* Exercise details *
Go through the entries below and count the lines holding the word "Bathroom". Reply with only the number, please.

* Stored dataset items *
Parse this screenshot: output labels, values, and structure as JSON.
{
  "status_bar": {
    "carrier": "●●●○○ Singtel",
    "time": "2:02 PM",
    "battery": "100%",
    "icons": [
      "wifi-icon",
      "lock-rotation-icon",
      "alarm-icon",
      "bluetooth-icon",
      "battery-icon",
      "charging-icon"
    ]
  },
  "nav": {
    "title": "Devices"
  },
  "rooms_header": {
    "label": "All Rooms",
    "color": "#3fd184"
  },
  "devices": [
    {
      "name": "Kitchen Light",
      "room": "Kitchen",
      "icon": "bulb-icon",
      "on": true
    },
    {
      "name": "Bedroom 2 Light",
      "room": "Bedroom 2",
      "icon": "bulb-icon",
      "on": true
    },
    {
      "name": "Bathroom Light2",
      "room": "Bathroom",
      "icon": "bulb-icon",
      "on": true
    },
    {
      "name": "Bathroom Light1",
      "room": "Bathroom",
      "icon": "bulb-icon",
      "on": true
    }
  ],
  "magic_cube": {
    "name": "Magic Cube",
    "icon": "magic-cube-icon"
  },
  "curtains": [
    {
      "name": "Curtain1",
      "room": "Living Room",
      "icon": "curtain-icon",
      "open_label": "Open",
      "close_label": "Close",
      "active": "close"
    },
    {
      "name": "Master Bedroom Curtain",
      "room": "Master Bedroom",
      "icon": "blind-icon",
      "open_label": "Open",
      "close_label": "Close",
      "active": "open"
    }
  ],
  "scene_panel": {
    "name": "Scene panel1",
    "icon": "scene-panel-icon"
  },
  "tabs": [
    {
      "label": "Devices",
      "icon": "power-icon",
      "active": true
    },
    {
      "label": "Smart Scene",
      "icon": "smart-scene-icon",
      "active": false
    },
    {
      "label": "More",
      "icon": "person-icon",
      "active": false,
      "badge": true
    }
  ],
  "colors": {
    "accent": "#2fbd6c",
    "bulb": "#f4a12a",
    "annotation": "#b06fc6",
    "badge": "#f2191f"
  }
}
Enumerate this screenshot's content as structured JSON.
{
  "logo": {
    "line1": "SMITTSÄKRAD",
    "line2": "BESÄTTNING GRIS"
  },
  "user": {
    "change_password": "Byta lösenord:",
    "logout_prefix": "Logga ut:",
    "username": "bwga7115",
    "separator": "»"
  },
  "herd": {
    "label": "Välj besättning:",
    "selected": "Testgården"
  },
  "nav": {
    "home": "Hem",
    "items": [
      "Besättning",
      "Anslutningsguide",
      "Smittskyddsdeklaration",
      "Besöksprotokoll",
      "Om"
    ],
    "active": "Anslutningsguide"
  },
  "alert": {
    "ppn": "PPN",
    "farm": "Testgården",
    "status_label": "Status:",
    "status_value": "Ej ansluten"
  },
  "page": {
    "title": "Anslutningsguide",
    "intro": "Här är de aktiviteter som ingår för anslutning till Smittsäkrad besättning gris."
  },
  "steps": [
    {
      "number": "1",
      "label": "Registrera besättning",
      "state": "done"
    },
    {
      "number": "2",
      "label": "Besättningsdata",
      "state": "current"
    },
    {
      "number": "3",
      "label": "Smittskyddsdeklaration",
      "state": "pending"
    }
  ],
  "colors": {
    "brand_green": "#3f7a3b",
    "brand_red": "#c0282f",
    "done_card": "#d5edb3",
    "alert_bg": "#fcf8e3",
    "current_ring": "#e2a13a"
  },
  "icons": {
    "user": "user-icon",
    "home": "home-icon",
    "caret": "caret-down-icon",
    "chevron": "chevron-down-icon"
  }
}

* Task result *
4